- These are better at holding the thicker wood and for multiple professional projects
- There is more strength to the nailer
- The head is wider so that the nails can penetrate seamlessly
- These can be used for heavier projects
- These leave wide nail marks to hide
- These are not suitable with delicate wood or for DIY tasks
18 Gauge Brad Nailer
Enough with heavy lifting because we need something special for the delicate tasks as well. Now, most of the nails are prone to leave a mark behind. However, sometimes we need something that does not leave a noticeable mark behind.
18-gauge is one such nail size that can conveniently penetrate through a thinner plank of wood and still not leave any trail behind. Basically, the hole is too small to be recognized easily in an easy glance. Also, you don’t have to make any extra efforts to conceal such holes.
For the delicate or simple DIY tasks, one can consider 18-gauge brad nailer because of its thinner profile and rigid holding capacity. Surely, the holding strength is not equivalent to 16-gauge nailer. Still, you can expect great justice from the nailer when smaller tasks are concerned.
The evident difference is in the holding power and more wear and tear caused while the job is done. This nail can be used for tasks such as crown moldings or with the wood and planks that are thin. With such wood type, harsh and bigger nails might just cause a tear and break the whole panel, especially at the ends.

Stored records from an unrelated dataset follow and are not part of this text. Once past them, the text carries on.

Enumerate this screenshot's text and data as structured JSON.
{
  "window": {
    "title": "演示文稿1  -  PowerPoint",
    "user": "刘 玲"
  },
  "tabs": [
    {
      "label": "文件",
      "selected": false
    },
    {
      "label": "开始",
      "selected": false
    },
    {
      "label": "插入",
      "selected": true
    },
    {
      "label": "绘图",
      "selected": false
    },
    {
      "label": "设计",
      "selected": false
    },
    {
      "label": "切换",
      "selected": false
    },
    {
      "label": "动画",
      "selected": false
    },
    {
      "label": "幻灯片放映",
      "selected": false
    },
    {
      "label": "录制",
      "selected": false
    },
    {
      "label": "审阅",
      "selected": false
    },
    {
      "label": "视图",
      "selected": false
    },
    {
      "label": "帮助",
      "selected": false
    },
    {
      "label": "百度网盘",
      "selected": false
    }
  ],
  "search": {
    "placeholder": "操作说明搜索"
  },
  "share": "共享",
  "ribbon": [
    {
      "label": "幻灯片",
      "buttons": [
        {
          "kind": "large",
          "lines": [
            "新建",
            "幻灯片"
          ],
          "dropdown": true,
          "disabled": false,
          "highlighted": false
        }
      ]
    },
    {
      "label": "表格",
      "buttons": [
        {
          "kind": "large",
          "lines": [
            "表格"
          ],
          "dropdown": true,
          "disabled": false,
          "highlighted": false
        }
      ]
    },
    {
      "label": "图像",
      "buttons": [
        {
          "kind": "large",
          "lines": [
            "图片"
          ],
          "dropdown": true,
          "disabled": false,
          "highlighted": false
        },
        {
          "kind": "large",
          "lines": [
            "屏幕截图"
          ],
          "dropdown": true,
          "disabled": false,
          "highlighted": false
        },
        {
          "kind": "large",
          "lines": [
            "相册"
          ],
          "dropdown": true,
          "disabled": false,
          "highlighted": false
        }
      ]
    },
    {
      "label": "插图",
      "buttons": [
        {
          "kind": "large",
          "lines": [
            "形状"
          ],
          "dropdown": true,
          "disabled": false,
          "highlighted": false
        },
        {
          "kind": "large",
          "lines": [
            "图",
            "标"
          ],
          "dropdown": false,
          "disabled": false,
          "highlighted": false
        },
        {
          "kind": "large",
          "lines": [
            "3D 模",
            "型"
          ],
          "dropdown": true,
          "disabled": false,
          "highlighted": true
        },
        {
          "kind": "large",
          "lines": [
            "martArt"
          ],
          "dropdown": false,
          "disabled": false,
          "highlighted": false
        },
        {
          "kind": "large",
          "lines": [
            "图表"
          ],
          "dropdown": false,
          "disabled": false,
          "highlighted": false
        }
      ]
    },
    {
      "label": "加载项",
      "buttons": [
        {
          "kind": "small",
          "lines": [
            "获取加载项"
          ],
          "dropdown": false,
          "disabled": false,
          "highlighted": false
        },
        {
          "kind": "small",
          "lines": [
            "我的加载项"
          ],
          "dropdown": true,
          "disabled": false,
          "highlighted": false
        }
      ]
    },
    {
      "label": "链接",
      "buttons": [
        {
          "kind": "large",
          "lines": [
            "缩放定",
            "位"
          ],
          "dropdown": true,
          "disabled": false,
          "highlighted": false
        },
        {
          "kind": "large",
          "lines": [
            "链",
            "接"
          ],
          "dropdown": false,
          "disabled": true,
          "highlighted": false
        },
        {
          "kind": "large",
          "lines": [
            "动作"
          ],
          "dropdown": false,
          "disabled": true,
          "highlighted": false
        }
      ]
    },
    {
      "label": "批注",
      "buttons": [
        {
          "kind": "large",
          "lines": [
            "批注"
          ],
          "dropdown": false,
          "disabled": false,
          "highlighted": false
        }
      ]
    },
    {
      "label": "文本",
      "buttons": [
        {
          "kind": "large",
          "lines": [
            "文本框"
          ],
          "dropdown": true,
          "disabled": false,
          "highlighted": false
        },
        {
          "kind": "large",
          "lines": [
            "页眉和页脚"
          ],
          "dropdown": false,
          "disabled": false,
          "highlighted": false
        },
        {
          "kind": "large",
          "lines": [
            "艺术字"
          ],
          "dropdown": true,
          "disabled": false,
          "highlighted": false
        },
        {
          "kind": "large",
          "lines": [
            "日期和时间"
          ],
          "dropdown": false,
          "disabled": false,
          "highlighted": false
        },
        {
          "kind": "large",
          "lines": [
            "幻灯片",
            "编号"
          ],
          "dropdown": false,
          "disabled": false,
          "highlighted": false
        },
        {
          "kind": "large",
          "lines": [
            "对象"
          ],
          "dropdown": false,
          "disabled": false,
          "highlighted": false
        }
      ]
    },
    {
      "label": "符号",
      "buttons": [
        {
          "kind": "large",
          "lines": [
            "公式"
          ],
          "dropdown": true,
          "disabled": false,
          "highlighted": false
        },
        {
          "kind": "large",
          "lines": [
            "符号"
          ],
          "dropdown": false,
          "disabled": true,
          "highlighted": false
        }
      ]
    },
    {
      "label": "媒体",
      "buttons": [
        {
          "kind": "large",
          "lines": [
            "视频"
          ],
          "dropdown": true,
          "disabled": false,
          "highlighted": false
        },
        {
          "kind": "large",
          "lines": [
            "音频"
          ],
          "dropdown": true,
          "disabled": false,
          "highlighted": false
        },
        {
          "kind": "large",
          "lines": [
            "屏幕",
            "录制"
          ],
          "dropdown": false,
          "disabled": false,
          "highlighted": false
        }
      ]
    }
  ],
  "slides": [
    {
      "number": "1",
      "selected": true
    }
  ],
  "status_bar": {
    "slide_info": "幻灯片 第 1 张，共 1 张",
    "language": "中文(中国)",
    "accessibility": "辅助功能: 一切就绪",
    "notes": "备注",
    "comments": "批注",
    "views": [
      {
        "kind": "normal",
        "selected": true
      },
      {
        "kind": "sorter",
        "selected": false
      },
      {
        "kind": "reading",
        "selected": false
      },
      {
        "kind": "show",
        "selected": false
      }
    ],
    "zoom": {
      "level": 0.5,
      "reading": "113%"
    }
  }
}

If you wish to glue together the cabinets and need something to temporarily hold them together so that you can do the task then 18-gauge is an irreplaceable choice to make. These nails will hold the panels together till you glue them. Also, they will not leave teeth marks on the panel for you to conceal later. Check out this comprehensive guide for picking the best brad nailer for your work.
Which Is Best Used With Brad Nailer?
The straightforward answer is that 16-gauge nailer is best known as finish nailer. It is very different from the brad nailer. The 18-gauge nailer is ideal as a brad nailer.
These nails are available in large strips of 50-100 nails that can help you with undisturbed usage of the gun during the project.
If you have a specific job that needs you to buy finish nailer then your preferred choice of the gauge should be 16. Professionals recognize the difference between the two and they know the kind of nail that will be required for a specific task. Beginners, however have to make a thoughtful purchase.
The benefit of an 18-gauge nailer is that it creates smaller holes in the wood that are not very evident. It is also used for specific jobs that don’t require high-density nails.